Six years after beginning to develop a systematic treatment program for major depression, IPT is now an integral part of residency training. Though residents learn and integrate many models of therapy and theoretical orientations during the third and fourth years of training, IPT provides an option for treatment that is evidence-based and depression-specific. All PGY-3 residents (16 residents/year) complete two to four supervised IPT cases each year. In addition, learning IPT has transformed videotaping into a common practice throughout the clinic. Residents feel more comfortable exposing their work to supervisors and colleagues. They even videotape non-IPT cases frequently. Requiring specific diagnostic screening for depression in the intake clinic using the MINI and measuring symptom severity using the BDI-II have shifted the culture toward diagnosis-based decision-making. Further, although the evidence-based depression treatment program is a key component of psychotherapy training in the clinic, we continue to teach a variety of psychotherapy orientations to residents. All residents have open-ended individual cases as well as the opportunity to lead open-ended dynamic psychotherapy groups. Two annual surveys of the residents’ attitudes toward learning evidence-based approaches to depression, before and after IPT training, were of such limited statistical power that we do not feel it is worth presenting the data here. However, the trend showed residents became more comfortable with using evidence-based treatments as first-line interventions and considered diagnosis to be more important in choosing treatments after the training.

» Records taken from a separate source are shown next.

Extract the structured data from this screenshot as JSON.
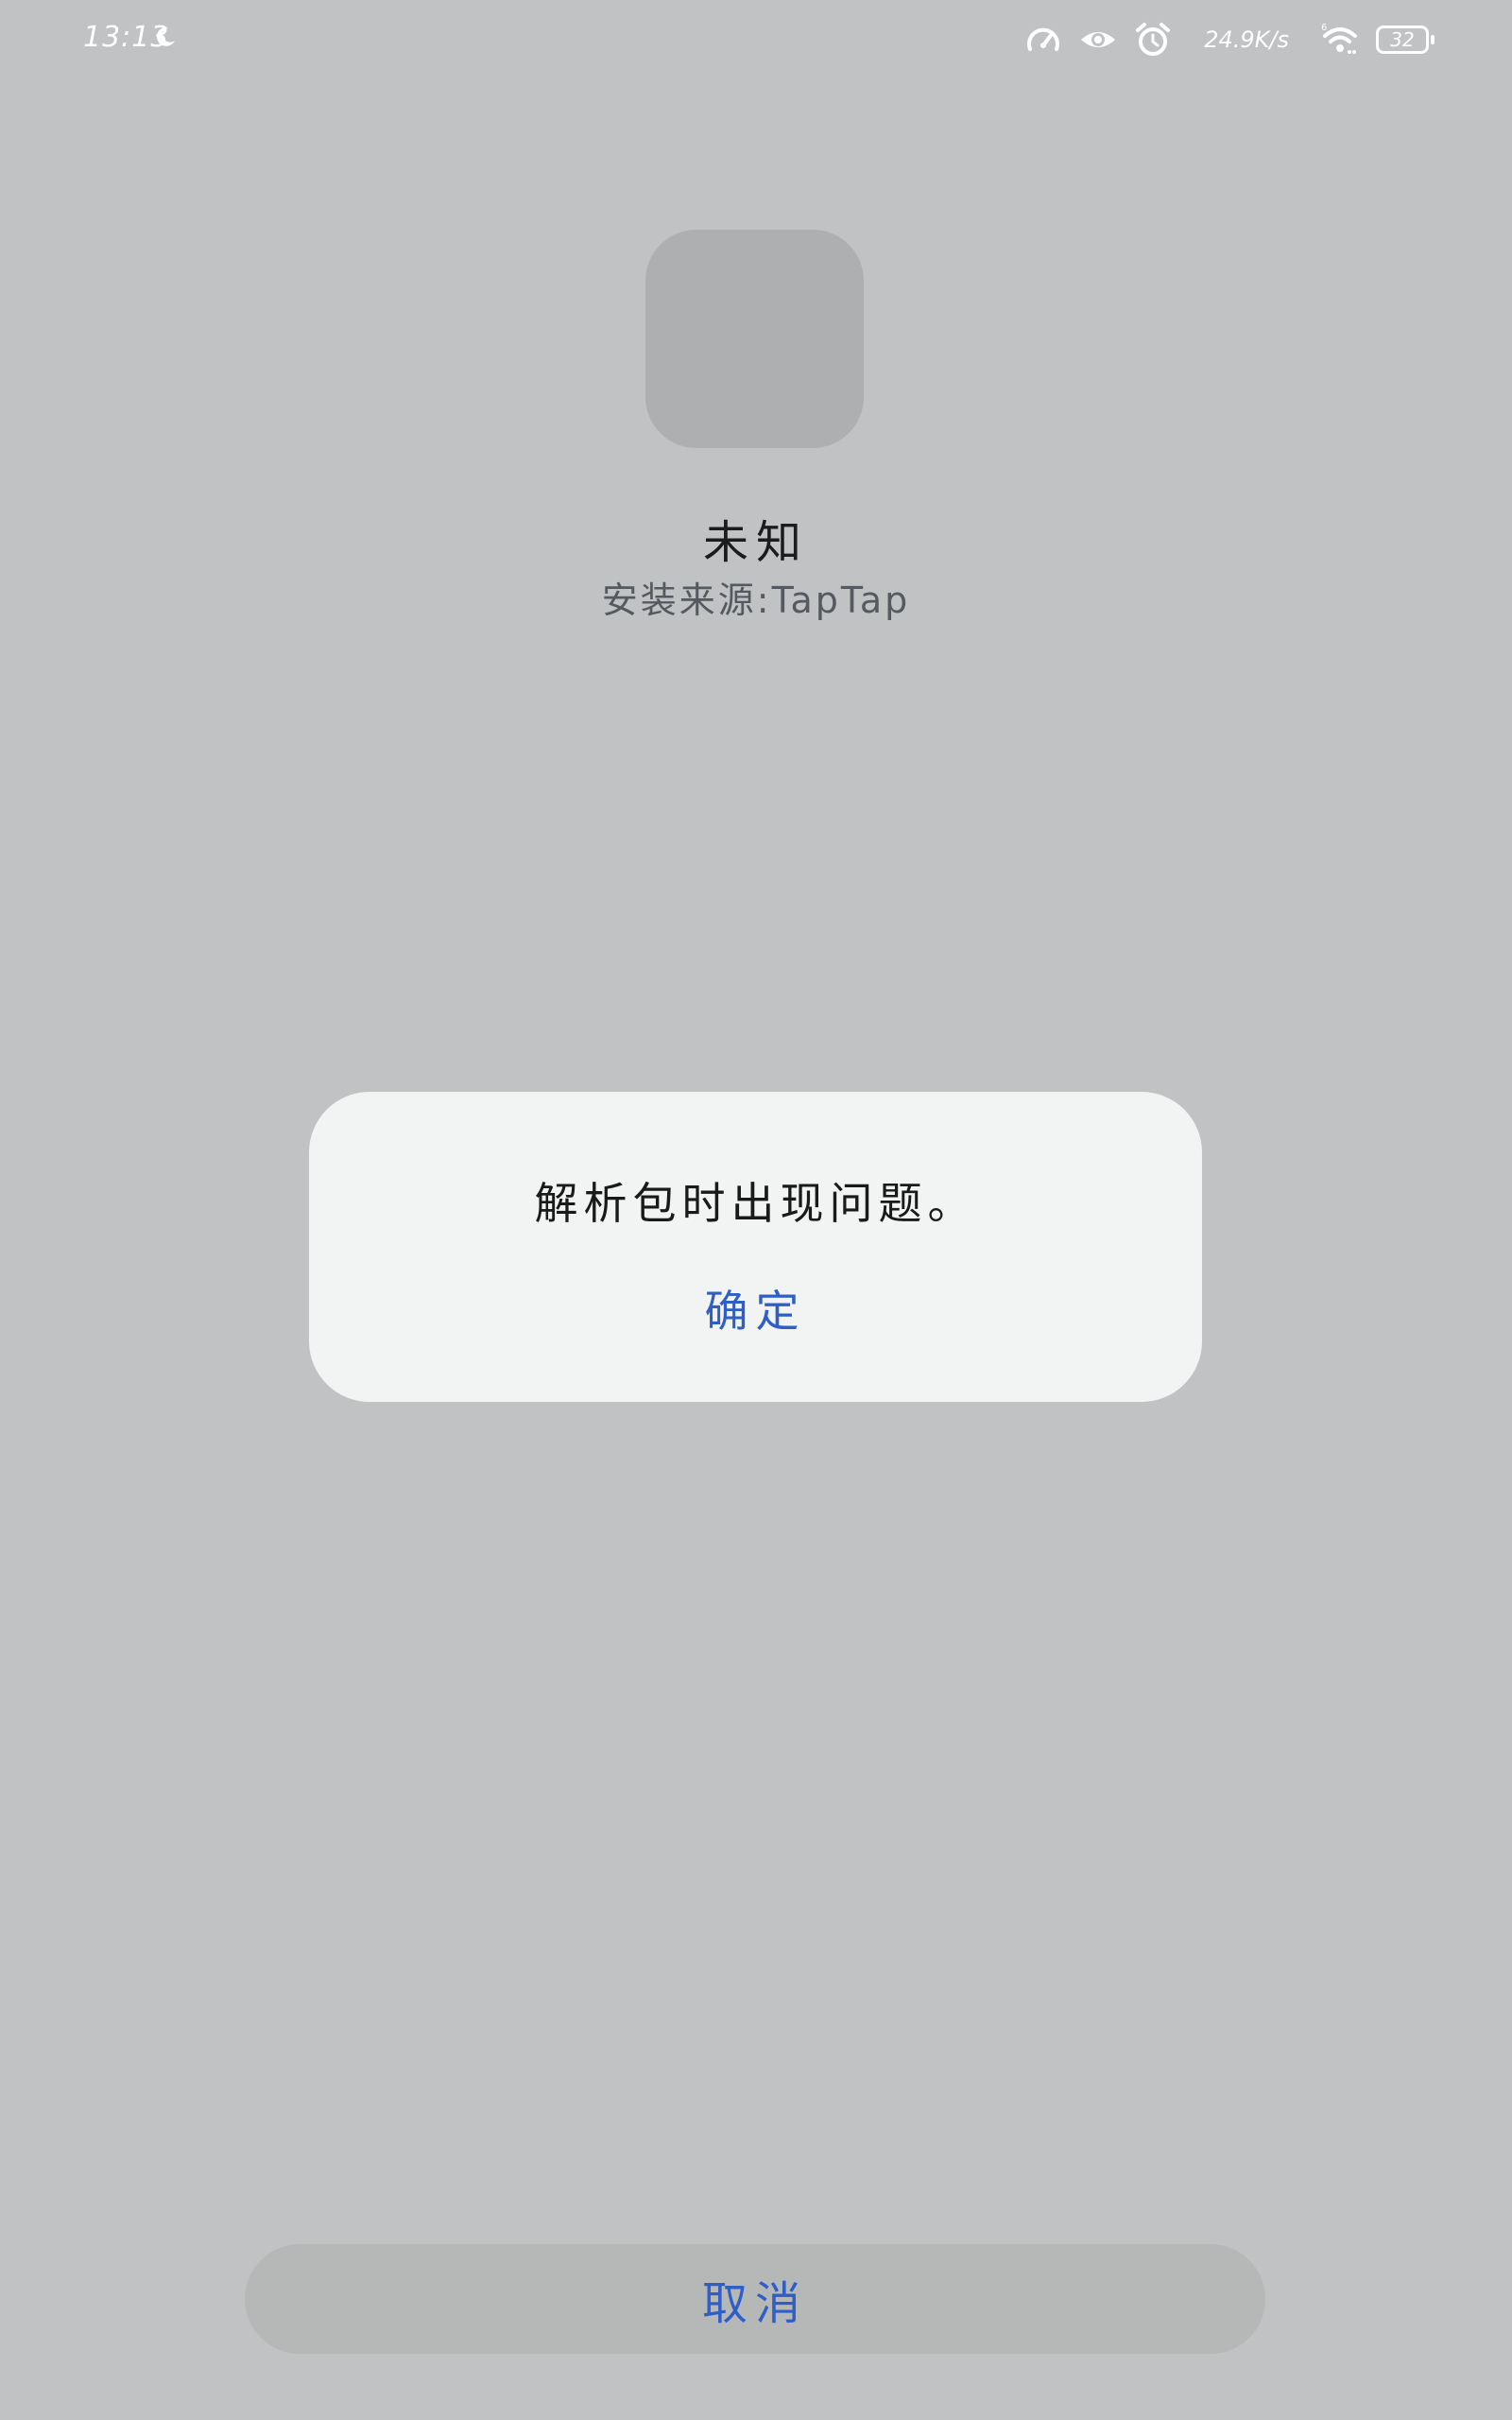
{
  "status_bar": {
    "time": "13:13",
    "net_speed": "24.9K/s",
    "signal_label": "6",
    "battery": "32",
    "icons": [
      "moon-icon",
      "speedometer-icon",
      "eye-icon",
      "alarm-icon",
      "wifi-icon",
      "battery-icon"
    ]
  },
  "app": {
    "name": "未知",
    "source": "安装来源:TapTap"
  },
  "dialog": {
    "message": "解析包时出现问题。",
    "confirm_label": "确定"
  },
  "footer": {
    "cancel_label": "取消"
  },
  "colors": {
    "background": "#c1c2c4",
    "dialog_background": "#f2f3f3",
    "accent": "#2f5ec7",
    "icon_placeholder": "#aeafb1",
    "cancel_button_background": "#b6b7b7"
  }
}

Our experience is that IPT is eminently teachable to psychiatry residents (23). Though IPT is a specific therapy, it teaches core psychotherapy skills, such as using interpersonal/relational issues as a way to help people heal. Obviously, these skills have utility in other psychotherapies as well. For example, interpersonal analysis has significance for CBT. At the same time, IPT can be adapted to a therapist’s particular style while staying within the therapeutic frame. Implementation of the treatment is consistent with the intuition of most psychologically minded trainees. As a teaching tool, IPT models informed choice of therapy, an opportunity to clarify mutual goals, and generalizable therapeutic techniques.
Culture change occurred in a training-based large outpatient clinic and was facilitated by essential ingredients for change being present. Implementation of IPT in psychiatry residency training was a cornerstone for learning evidence-based approaches to care, as well as for conveying core psychotherapy concepts.